These tax changes are all part of the need for a long-term solution to funding health and social care, allowing everyone to pool and share risks and resources.
Update: The date for self-employed businesses and landlords with annual business or property income above £10,000 to follow the rules for Making Tax Digital has been moved back to 6 April 2024.
Landlords: Are you ready for Making Tax Digital?
Making Tax Digital is a new way of working that sees the government calling upon taxpayers to report their income and expenses via digital software.
At present it only applies to VAT registered businesses with a taxable turnover above the £85,000 VAT registration. However, self-employed businesses and landlords with annual business or property income above £10,000 will need to follow the rules for Making Tax Digital for Income Tax from their next accounting period starting on or after 6 April 2023.
This means that any type of landlords, including but-to-let and furnished holiday lets, with an annual turnover above £10,000 will be required to keep income and expense records digitally and submit their tax return directly to HMRC using compatible software.
These cloud accounting software solutions are user friendly. They streamline the recording and reporting process and synch with your business bank account – all via an app on your phone or tablet.
Cloud accounting solutions use bank feeds to import live data, this reduces the time needed to undertake manual data entry. They are easy to use on the go and can improve the cashflow of your business. This can, in turn help in making crucial business decisions as there will be a better picture of finances with the real time information.
It is understandable that you may be unsure of these big changes, but businesses must ensure their data is accurate and compliant with the new legislation. There will be a penalty regime introduced by the government for late submissions and late payment of tax.
The deadline for landlords may seem a long way off but it is good to forward plan and may mean you get a better deal from the cloud accounting software provider you choose to use.
We have specialist knowledge and accreditations to support our clients with their Making Tax Digital obligations.
Get in touch with us now if you would like to discuss how to prepare for the digital future.
In this article and video Kerry Williams, Associate Director at our Great Yarmouth office, explains the new super-deduction and how it works alongside the Annual Investment Allowance.
What is super-deduction?
The chancellor announced the new super-deduction allowance in the spring Budget.

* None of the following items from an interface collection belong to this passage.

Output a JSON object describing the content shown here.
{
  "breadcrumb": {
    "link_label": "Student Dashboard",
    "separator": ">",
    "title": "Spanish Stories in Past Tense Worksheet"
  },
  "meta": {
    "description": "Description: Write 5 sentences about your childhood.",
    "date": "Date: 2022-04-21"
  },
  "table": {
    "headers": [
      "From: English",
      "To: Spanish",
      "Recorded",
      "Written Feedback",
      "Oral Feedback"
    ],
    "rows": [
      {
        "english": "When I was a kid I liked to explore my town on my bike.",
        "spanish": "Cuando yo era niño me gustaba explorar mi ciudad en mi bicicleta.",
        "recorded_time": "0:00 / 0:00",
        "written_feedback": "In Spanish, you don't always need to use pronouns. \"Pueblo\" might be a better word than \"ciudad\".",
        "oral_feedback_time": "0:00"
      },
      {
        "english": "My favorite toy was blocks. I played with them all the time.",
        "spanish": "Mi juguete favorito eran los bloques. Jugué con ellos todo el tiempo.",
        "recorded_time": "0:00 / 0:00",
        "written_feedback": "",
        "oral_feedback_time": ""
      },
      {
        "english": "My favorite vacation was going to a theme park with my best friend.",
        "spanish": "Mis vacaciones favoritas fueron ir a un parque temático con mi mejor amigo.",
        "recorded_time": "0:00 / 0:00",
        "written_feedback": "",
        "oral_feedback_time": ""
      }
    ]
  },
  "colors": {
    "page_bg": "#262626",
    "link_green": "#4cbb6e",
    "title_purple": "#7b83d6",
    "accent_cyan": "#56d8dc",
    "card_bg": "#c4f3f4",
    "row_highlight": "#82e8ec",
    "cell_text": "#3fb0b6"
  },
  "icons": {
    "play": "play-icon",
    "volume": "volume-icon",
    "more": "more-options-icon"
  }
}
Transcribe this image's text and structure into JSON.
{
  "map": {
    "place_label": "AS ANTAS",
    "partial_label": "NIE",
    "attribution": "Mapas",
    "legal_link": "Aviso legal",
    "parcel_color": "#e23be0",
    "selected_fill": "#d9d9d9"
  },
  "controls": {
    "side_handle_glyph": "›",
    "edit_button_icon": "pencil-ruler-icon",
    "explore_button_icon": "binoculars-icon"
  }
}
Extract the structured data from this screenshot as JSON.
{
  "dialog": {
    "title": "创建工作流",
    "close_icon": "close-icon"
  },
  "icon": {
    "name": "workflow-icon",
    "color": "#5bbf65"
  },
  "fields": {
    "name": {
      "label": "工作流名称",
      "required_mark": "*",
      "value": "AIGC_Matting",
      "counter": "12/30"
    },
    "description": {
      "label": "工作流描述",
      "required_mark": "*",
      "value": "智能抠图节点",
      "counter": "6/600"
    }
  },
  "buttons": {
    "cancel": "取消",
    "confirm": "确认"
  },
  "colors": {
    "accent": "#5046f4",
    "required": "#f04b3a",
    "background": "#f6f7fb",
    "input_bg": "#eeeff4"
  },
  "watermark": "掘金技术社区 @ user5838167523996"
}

Super-deduction works alongside the Annual Investment Allowance and gives 130 per cent deduction against the purchase of new plant and machinery. However, it is only applicable to companies and for the purchase of new equipment.
There is no upper expenditure limit on super-deduction.
Corporation Tax at 19 per cent = tax saving of 19,000 pounds
Super-deduction – 130 per cent deduction = 130,000 pounds
Corporation Tax at 19 per cent = tax saving 24,700 pounds
Also announced was a 50 per cent first-year allowance for assets that would ordinarily qualify for the Special Rate Pool. However, if you have any remaining Annual Investment Allowance to use you should utilise that first to get 100 per cent deduction rather than 50 per cent deduction.
What is Annual Investment Allowance?
Annual Investment Allowance gives 100 per cent deduction against business profits for the purchase of qualifying plant and machinery.
The current expenditure limit is 1 million pounds until 31 December 2021 when it will drop to 200,000 pounds.
Any expenditure in excess of this limit goes into a Main Pool or Special Rate pool for tax purposes and attract Capital Allowances at either 18 per cent or 6 per cent per annum.
Do vehicles qualify for super-deduction?
Commercial vehicles such as lorries and vans do but cars do not. However, electric cars still qualify for the 100 per cent First Year Allowances.
Planning and timing are key to making the most of super-deduction and the Annual Investment Allowance. At Stephenson Smart we can help you get this right, please get in touch.